Professor McHugh, who is also chair of UNE’s Department of English, has focused her research and teaching on literary, visual, and scientific stories of cross-species life.
McHugh explains that her work on the Routledge Handbook of Human-Animal Studies “is incredibly meaningful to me, and not just because it gathers together excellent original work by scholars and artists in the field that I have been committed to growing ever since graduate school. The same month that we signed the contract for the book, I was diagnosed with Hodgkin lymphoma. For me, working on this project initially provided a much-needed diversion in the chemo chair, radiation therapy, then the anxious wait for a clean bill of health. It is positively thrilling to see it in print ― and on schedule!―and I'm deeply grateful to my co-editor and our contributors for accompanying me on this incredible journey back to ordinary life. “
McHugh is also the author of Animal Stories: Narrating across Species Lines(Minnesota, 2011), as well as Dog (Reaktion, 2004), along with dozens of essays and reviews.
She serves as managing editor of the Humanities for Society & Animals, and she is a board member of the Animals & Society Institute, Animal Studies Journal, Antennae, H-Animal Discussion Network, Environment and History, and Humanimalia: A Journal of Human-Animal Interface Studies.

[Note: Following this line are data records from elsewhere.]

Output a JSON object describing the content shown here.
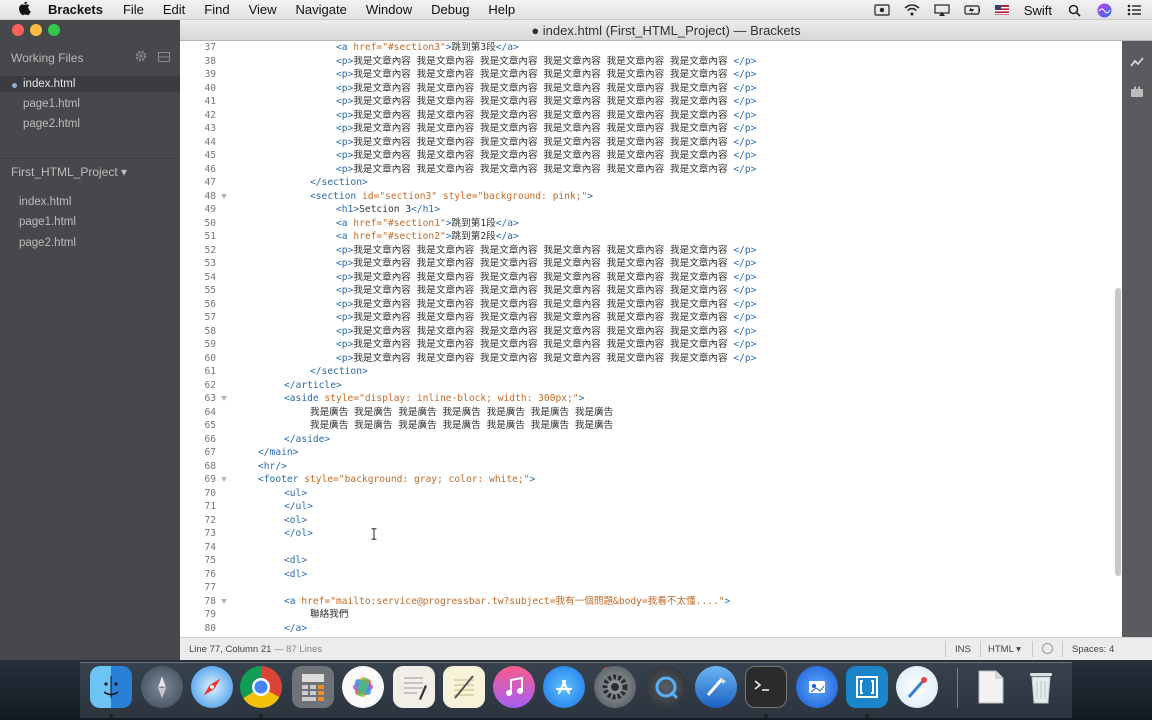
{
  "menubar": {
    "app_name": "Brackets",
    "items": [
      "File",
      "Edit",
      "Find",
      "View",
      "Navigate",
      "Window",
      "Debug",
      "Help"
    ],
    "right_text": "Swift"
  },
  "window": {
    "title": "● index.html (First_HTML_Project) — Brackets"
  },
  "sidebar": {
    "working_files_header": "Working Files",
    "working_files": [
      "index.html",
      "page1.html",
      "page2.html"
    ],
    "project_name": "First_HTML_Project ▾",
    "project_files": [
      "index.html",
      "page1.html",
      "page2.html"
    ]
  },
  "editor": {
    "lines": [
      {
        "n": "37",
        "fold": false,
        "ind": 8,
        "segs": [
          [
            "t",
            "<a "
          ],
          [
            "a",
            "href="
          ],
          [
            "s",
            "\"#section3\""
          ],
          [
            "t",
            ">"
          ],
          [
            "x",
            "跳到第3段"
          ],
          [
            "t",
            "</a>"
          ]
        ]
      },
      {
        "n": "38",
        "fold": false,
        "ind": 8,
        "segs": [
          [
            "t",
            "<p>"
          ],
          [
            "x",
            "我是文章內容 我是文章內容 我是文章內容 我是文章內容 我是文章內容 我是文章內容 "
          ],
          [
            "t",
            "</p>"
          ]
        ]
      },
      {
        "n": "39",
        "fold": false,
        "ind": 8,
        "segs": [
          [
            "t",
            "<p>"
          ],
          [
            "x",
            "我是文章內容 我是文章內容 我是文章內容 我是文章內容 我是文章內容 我是文章內容 "
          ],
          [
            "t",
            "</p>"
          ]
        ]
      },
      {
        "n": "40",
        "fold": false,
        "ind": 8,
        "segs": [
          [
            "t",
            "<p>"
          ],
          [
            "x",
            "我是文章內容 我是文章內容 我是文章內容 我是文章內容 我是文章內容 我是文章內容 "
          ],
          [
            "t",
            "</p>"
          ]
        ]
      },
      {
        "n": "41",
        "fold": false,
        "ind": 8,
        "segs": [
          [
            "t",
            "<p>"
          ],
          [
            "x",
            "我是文章內容 我是文章內容 我是文章內容 我是文章內容 我是文章內容 我是文章內容 "
          ],
          [
            "t",
            "</p>"
          ]
        ]
      },
      {
        "n": "42",
        "fold": false,
        "ind": 8,
        "segs": [
          [
            "t",
            "<p>"
          ],
          [
            "x",
            "我是文章內容 我是文章內容 我是文章內容 我是文章內容 我是文章內容 我是文章內容 "
          ],
          [
            "t",
            "</p>"
          ]
        ]
      },
      {
        "n": "43",
        "fold": false,
        "ind": 8,
        "segs": [
          [
            "t",
            "<p>"
          ],
          [
            "x",
            "我是文章內容 我是文章內容 我是文章內容 我是文章內容 我是文章內容 我是文章內容 "
          ],
          [
            "t",
            "</p>"
          ]
        ]
      },
      {
        "n": "44",
        "fold": false,
        "ind": 8,
        "segs": [
          [
            "t",
            "<p>"
          ],
          [
            "x",
            "我是文章內容 我是文章內容 我是文章內容 我是文章內容 我是文章內容 我是文章內容 "
          ],
          [
            "t",
            "</p>"
          ]
        ]
      },
      {
        "n": "45",
        "fold": false,
        "ind": 8,
        "segs": [
          [
            "t",
            "<p>"
          ],
          [
            "x",
            "我是文章內容 我是文章內容 我是文章內容 我是文章內容 我是文章內容 我是文章內容 "
          ],
          [
            "t",
            "</p>"
          ]
        ]
      },
      {
        "n": "46",
        "fold": false,
        "ind": 8,
        "segs": [
          [
            "t",
            "<p>"
          ],
          [
            "x",
            "我是文章內容 我是文章內容 我是文章內容 我是文章內容 我是文章內容 我是文章內容 "
          ],
          [
            "t",
            "</p>"
          ]
        ]
      },
      {
        "n": "47",
        "fold": false,
        "ind": 6,
        "segs": [
          [
            "t",
            "</section>"
          ]
        ]
      },
      {
        "n": "48",
        "fold": true,
        "ind": 6,
        "segs": [
          [
            "t",
            "<section "
          ],
          [
            "a",
            "id="
          ],
          [
            "s",
            "\"section3\" "
          ],
          [
            "a",
            "style="
          ],
          [
            "s",
            "\"background: pink;\""
          ],
          [
            "t",
            ">"
          ]
        ]
      },
      {
        "n": "49",
        "fold": false,
        "ind": 8,
        "segs": [
          [
            "t",
            "<h1>"
          ],
          [
            "x",
            "Setcion 3"
          ],
          [
            "t",
            "</h1>"
          ]
        ]
      },
      {
        "n": "50",
        "fold": false,
        "ind": 8,
        "segs": [
          [
            "t",
            "<a "
          ],
          [
            "a",
            "href="
          ],
          [
            "s",
            "\"#section1\""
          ],
          [
            "t",
            ">"
          ],
          [
            "x",
            "跳到第1段"
          ],
          [
            "t",
            "</a>"
          ]
        ]
      },
      {
        "n": "51",
        "fold": false,
        "ind": 8,
        "segs": [
          [
            "t",
            "<a "
          ],
          [
            "a",
            "href="
          ],
          [
            "s",
            "\"#section2\""
          ],
          [
            "t",
            ">"
          ],
          [
            "x",
            "跳到第2段"
          ],
          [
            "t",
            "</a>"
          ]
        ]
      },
      {
        "n": "52",
        "fold": false,
        "ind": 8,
        "segs": [
          [
            "t",
            "<p>"
          ],
          [
            "x",
            "我是文章內容 我是文章內容 我是文章內容 我是文章內容 我是文章內容 我是文章內容 "
          ],
          [
            "t",
            "</p>"
          ]
        ]
      },
      {
        "n": "53",
        "fold": false,
        "ind": 8,
        "segs": [
          [
            "t",
            "<p>"
          ],
          [
            "x",
            "我是文章內容 我是文章內容 我是文章內容 我是文章內容 我是文章內容 我是文章內容 "
          ],
          [
            "t",
            "</p>"
          ]
        ]
      },
      {
        "n": "54",
        "fold": false,
        "ind": 8,
        "segs": [
          [
            "t",
            "<p>"
          ],
          [
            "x",
            "我是文章內容 我是文章內容 我是文章內容 我是文章內容 我是文章內容 我是文章內容 "
          ],
          [
            "t",
            "</p>"
          ]
        ]
      },
      {
        "n": "55",
        "fold": false,
        "ind": 8,
        "segs": [
          [
            "t",
            "<p>"
          ],
          [
            "x",
            "我是文章內容 我是文章內容 我是文章內容 我是文章內容 我是文章內容 我是文章內容 "
          ],
          [
            "t",
            "</p>"
          ]
        ]
      },
      {
        "n": "56",
        "fold": false,
        "ind": 8,
        "segs": [
          [
            "t",
            "<p>"
          ],
          [
            "x",
            "我是文章內容 我是文章內容 我是文章內容 我是文章內容 我是文章內容 我是文章內容 "
          ],
          [
            "t",
            "</p>"
          ]
        ]
      },
      {
        "n": "57",
        "fold": false,
        "ind": 8,
        "segs": [
          [
            "t",
            "<p>"
          ],
          [
            "x",
            "我是文章內容 我是文章內容 我是文章內容 我是文章內容 我是文章內容 我是文章內容 "
          ],
          [
            "t",
            "</p>"
          ]
        ]
      },
      {
        "n": "58",
        "fold": false,
        "ind": 8,
        "segs": [
          [
            "t",
            "<p>"
          ],
          [
            "x",
            "我是文章內容 我是文章內容 我是文章內容 我是文章內容 我是文章內容 我是文章內容 "
          ],
          [
            "t",
            "</p>"
          ]
        ]
      },
      {
        "n": "59",
        "fold": false,
        "ind": 8,
        "segs": [
          [
            "t",
            "<p>"
          ],
          [
            "x",
            "我是文章內容 我是文章內容 我是文章內容 我是文章內容 我是文章內容 我是文章內容 "
          ],
          [
            "t",
            "</p>"
          ]
        ]
      },
      {
        "n": "60",
        "fold": false,
        "ind": 8,
        "segs": [
          [
            "t",
            "<p>"
          ],
          [
            "x",
            "我是文章內容 我是文章內容 我是文章內容 我是文章內容 我是文章內容 我是文章內容 "
          ],
          [
            "t",
            "</p>"
          ]
        ]
      },
      {
        "n": "61",
        "fold": false,
        "ind": 6,
        "segs": [
          [
            "t",
            "</section>"
          ]
        ]
      },
      {
        "n": "62",
        "fold": false,
        "ind": 4,
        "segs": [
          [
            "t",
            "</article>"
          ]
        ]
      },
      {
        "n": "63",
        "fold": true,
        "ind": 4,
        "segs": [
          [
            "t",
            "<aside "
          ],
          [
            "a",
            "style="
          ],
          [
            "s",
            "\"display: inline-block; width: 300px;\""
          ],
          [
            "t",
            ">"
          ]
        ]
      },
      {
        "n": "64",
        "fold": false,
        "ind": 6,
        "segs": [
          [
            "x",
            "我是廣告 我是廣告 我是廣告 我是廣告 我是廣告 我是廣告 我是廣告"
          ]
        ]
      },
      {
        "n": "65",
        "fold": false,
        "ind": 6,
        "segs": [
          [
            "x",
            "我是廣告 我是廣告 我是廣告 我是廣告 我是廣告 我是廣告 我是廣告"
          ]
        ]
      },
      {
        "n": "66",
        "fold": false,
        "ind": 4,
        "segs": [
          [
            "t",
            "</aside>"
          ]
        ]
      },
      {
        "n": "67",
        "fold": false,
        "ind": 2,
        "segs": [
          [
            "t",
            "</main>"
          ]
        ]
      },
      {
        "n": "68",
        "fold": false,
        "ind": 2,
        "segs": [
          [
            "t",
            "<hr/>"
          ]
        ]
      },
      {
        "n": "69",
        "fold": true,
        "ind": 2,
        "segs": [
          [
            "t",
            "<footer "
          ],
          [
            "a",
            "style="
          ],
          [
            "s",
            "\"background: gray; color: white;\""
          ],
          [
            "t",
            ">"
          ]
        ]
      },
      {
        "n": "70",
        "fold": false,
        "ind": 4,
        "segs": [
          [
            "t",
            "<ul>"
          ]
        ]
      },
      {
        "n": "71",
        "fold": false,
        "ind": 4,
        "segs": [
          [
            "t",
            "</ul>"
          ]
        ]
      },
      {
        "n": "72",
        "fold": false,
        "ind": 4,
        "segs": [
          [
            "t",
            "<ol>"
          ]
        ]
      },
      {
        "n": "73",
        "fold": false,
        "ind": 4,
        "segs": [
          [
            "t",
            "</ol>"
          ]
        ]
      },
      {
        "n": "74",
        "fold": false,
        "ind": 0,
        "segs": []
      },
      {
        "n": "75",
        "fold": false,
        "ind": 4,
        "segs": [
          [
            "t",
            "<dl>"
          ]
        ]
      },
      {
        "n": "76",
        "fold": false,
        "ind": 4,
        "segs": [
          [
            "t",
            "<dl>"
          ]
        ]
      },
      {
        "n": "77",
        "fold": false,
        "ind": 0,
        "segs": []
      },
      {
        "n": "78",
        "fold": true,
        "ind": 4,
        "segs": [
          [
            "t",
            "<a "
          ],
          [
            "a",
            "href="
          ],
          [
            "s",
            "\"mailto:service@progressbar.tw?subject=我有一個問題&body=我看不太懂....\""
          ],
          [
            "t",
            ">"
          ]
        ]
      },
      {
        "n": "79",
        "fold": false,
        "ind": 6,
        "segs": [
          [
            "x",
            "聯絡我們"
          ]
        ]
      },
      {
        "n": "80",
        "fold": false,
        "ind": 4,
        "segs": [
          [
            "t",
            "</a>"
          ]
        ]
      }
    ]
  },
  "statusbar": {
    "cursor": "Line 77, Column 21",
    "lines": "— 87 Lines",
    "mode": "INS",
    "language": "HTML ▾",
    "spaces": "Spaces: 4"
  },
  "dock": {
    "icons": [
      "finder-icon",
      "launchpad-icon",
      "safari-icon",
      "chrome-icon",
      "calculator-icon",
      "photos-icon",
      "textedit-icon",
      "notes-icon",
      "itunes-icon",
      "app-store-icon",
      "system-preferences-icon",
      "quicktime-icon",
      "xcode-icon",
      "terminal-icon",
      "preview-icon",
      "brackets-icon",
      "color-picker-icon",
      "document-icon",
      "trash-icon"
    ],
    "app_store_badge": "6",
    "colors": {
      "accent": "#2a6bb2",
      "string": "#c26b2a"
    }
  }
}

Also a cover model for the Routledge Handbook of Human-Animal Studies, McHugh loves life on the edge of the Great North Woods in Maine with canine companion Sabine (with McHugh on the cover) and artist Mik Morrisey (who is the cover image’s photographer).